Triggerfish is one of the largest LGBTQ+ water polo clubs in the world. It’s a community committed to inclusivity of all backgrounds, genders, skills and orientations. In a society that does not always accept or include the LGBTQ+ community in sports, many feel alienated from what has traditionally been a place to belong, socialize and develop. This is why Triggerfish are involved in organizations such as You Can Play, marching in the pride festival, hosting and participating in international tournaments and generally offering a welcoming place to enjoy sports and athleticism while forming friendships and a sense of belonging.
3. You’ve attended the World Outgames, winning Gold for water polo. The Outgames bring together athletes from all over the world. Can you tell us a little bit about the games and how they are having a positive impact on a global level?
Triggerfish actively participates in large international LGBTQ+ sporting events including Federation of Gay Games, EuroGames and IGLA (International LGBTQ+ Aquatics). These are highly visible sporting events that not only offer the community a microphone for discourse on the social, political or cultural issues facing LGBTQ+ people but also give athletes across all disciplines a space to come together and compete in a positive and hopefully safe environment. The visibility this generates continues to create discussions on topics that are important to society.
4. Are there any initiatives KFC is currently doing, or plans to do, to support diversity in the workplace. How are you encouraging the organization to promote diversity in the workplace?

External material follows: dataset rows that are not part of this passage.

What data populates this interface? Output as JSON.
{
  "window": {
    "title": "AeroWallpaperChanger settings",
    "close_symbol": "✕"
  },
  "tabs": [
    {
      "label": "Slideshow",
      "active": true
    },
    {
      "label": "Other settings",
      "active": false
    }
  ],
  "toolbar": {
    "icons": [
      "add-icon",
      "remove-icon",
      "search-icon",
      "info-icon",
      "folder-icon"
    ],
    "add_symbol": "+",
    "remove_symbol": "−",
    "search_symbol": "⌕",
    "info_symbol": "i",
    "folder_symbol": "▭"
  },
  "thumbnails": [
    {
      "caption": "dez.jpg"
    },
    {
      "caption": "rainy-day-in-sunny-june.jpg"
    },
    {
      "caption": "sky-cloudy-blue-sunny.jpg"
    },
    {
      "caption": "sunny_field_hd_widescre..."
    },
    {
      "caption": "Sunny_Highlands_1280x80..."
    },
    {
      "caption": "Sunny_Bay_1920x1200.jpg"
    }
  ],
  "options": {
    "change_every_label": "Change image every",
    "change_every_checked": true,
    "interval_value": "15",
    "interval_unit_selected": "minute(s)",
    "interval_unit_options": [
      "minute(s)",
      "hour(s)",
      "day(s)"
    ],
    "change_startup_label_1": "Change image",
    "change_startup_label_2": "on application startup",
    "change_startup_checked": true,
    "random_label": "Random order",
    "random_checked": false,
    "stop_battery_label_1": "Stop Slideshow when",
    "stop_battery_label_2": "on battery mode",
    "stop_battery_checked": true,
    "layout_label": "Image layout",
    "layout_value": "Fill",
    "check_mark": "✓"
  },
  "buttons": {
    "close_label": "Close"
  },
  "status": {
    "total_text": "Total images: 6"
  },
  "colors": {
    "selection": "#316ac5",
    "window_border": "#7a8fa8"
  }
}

Inclusion is critical to our culture and we thrive under our core business principles of “Believe in All People & Be Your Best Self.” When you are hired into the KFC family, you are encouraged to be who you truly are – with no barriers or limitations. I’ve personally had the privilege to recently become part of the Yum Pride Network (YPN). This internal network serves to engage and support our LGBTQ+ employees across all three brands (KFC, Pizza Hut and Taco Bell) by offering tangible networking, and educational opportunities while also championing visibility within the organization.